Civilian honours and military awards

Chris Hani’s contributions in the armed liberation struggle in Southern Africa was noticed by the Republic of South Africa and the following civilian honours and Military awards were posthumously awarded to Hani (See Figs 3-10):


Figure 3. Star of South Africa (Gold) post-nominals SSA (Source Image: Wikipedia).


Figure 4. Star for Bravery (Silver) post-nominal SBS (Source Image: Wikipedia).

Figure 5. Conspicuously for Leadership Star (Silver) post-nominal CLS (Source Image: Wikipedia).

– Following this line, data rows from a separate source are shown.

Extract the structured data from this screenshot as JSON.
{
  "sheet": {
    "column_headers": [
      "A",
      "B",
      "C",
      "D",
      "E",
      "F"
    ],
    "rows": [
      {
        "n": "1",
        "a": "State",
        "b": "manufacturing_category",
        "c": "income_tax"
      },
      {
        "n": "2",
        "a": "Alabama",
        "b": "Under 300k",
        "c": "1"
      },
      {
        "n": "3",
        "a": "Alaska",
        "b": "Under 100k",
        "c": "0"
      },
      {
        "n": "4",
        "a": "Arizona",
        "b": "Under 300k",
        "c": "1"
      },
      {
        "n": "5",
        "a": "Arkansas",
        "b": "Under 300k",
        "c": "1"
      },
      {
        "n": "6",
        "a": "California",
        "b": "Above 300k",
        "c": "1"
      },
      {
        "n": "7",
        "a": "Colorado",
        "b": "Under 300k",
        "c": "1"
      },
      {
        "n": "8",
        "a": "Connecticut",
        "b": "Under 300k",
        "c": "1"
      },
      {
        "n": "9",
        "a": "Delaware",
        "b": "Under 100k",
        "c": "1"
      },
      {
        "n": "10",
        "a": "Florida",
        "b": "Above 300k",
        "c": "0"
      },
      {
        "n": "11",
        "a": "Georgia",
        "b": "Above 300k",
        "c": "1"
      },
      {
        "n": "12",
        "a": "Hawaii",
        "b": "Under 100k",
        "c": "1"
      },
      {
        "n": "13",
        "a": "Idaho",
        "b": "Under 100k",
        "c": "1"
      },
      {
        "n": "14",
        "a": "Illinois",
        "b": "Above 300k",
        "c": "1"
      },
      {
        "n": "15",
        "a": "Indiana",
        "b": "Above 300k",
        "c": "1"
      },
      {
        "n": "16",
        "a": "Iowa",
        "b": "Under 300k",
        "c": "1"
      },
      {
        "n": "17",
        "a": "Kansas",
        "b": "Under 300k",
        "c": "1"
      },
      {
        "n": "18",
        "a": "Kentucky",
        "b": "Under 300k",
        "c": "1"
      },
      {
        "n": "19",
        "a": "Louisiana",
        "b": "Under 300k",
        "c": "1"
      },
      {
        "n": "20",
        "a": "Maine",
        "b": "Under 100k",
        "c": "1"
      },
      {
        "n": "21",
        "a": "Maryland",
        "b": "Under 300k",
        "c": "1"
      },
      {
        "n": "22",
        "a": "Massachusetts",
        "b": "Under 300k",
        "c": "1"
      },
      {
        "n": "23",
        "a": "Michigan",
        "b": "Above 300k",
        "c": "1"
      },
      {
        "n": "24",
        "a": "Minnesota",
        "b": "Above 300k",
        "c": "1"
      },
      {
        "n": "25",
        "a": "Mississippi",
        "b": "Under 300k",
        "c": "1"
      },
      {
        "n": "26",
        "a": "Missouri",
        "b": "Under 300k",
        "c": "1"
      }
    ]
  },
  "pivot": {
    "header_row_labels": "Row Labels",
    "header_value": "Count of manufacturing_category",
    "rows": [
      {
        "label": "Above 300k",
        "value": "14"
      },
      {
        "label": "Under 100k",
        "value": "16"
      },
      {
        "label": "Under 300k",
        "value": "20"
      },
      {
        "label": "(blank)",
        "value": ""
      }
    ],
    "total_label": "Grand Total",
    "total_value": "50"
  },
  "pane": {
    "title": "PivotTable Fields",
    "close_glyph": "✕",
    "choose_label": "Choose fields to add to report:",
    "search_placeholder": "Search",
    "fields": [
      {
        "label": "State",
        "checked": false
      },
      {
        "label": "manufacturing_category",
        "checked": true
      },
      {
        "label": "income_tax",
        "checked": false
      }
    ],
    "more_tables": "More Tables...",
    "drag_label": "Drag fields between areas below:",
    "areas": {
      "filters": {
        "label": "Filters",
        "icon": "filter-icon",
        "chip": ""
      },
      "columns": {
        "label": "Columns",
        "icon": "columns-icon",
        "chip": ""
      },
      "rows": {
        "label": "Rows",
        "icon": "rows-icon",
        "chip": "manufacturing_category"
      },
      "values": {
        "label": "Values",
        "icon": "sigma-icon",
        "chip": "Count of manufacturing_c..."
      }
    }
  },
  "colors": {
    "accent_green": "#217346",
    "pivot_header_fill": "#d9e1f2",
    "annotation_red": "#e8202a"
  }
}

Figure 6. Decoration for Merit (Gold) post-nominal DMG (Source Image: Wikipedia).

Figure 7. Merit Medal (Silver) post-nominal MMS (Source Image: Wikipedia)

Figure 8. Service Medal (Gold) (Source Image: Wikipedia).

Figure 9. Service Medal (Silver) (Source Image: Wikipedia)

Figure 10. Service Medal (Bronze) (Source Image: Wikipedia).


Chris Hani joined the liberation armed struggle from a tender age. He rose through the MK ranks to the point that he was considered a vicious rival of the Apartheid government. The 10th of April this year will mark the 31st anniversary of the passing of the former Chief of Staff/Commander of MK and General Secretary of SACP, Chris Hani. He dedicated his entire life as an anti-apartheid activist, revolutionary politician, and military veteran. Hani managed to balance his life as a MK cadre and husband, father, and the son of the soil. His involvement in the armed liberation struggle in Southern Africa was not left unnoticed. Chris Martin Thembisile Hani, SSA, SBS, CLS, DMG, MMS was posthumously awarded with various civilian recognitions of honour and military awards. In 1993, French philosopher Jacques Derrida dedicated Spectres de Marx to Chris Hani. The Baragwanath Hospital, one of the largest hospitals in the world was renamed the Chris Hani Baragwanath Hospital in his memory in1997. In 2010 a shopping mall was built and named after Christ Hani in Ekuruleni. Various district municipalities and streets/roads were also renamed after Chris Hani.


Works Cited

Chris Hani at Langa Stadium | South African History Online also available at:

Peris Walubengo, ‘The life and times of Chris Hani’, also Available at: https://briefly.coza/34756-the-life-times-chris-hani.html

Rendani Moses Ralinala, Jabulani Sithole, Gregory Houston & Bernard Magubane, ‘The Wankie and Sipolilo’ Campaigns, Chapter 12, 13, 14’ pp.479-540.

Wikipedia ‘Chris Hani’, also Available at:

YouTube Videos Sites Visited:

eNCA (2022 Dec 11) ‘Chris Han| Former Bodyguard Tells his Story’,

eNCA (2013 April 10) ‘Remembering Chris Hani’,

Afravision (2013 Jul 3) ‘Leaders – Chris Hani’,

SABC News (2014 April 10) ‘Life and times of Chris Hani’,





Ditsong Logo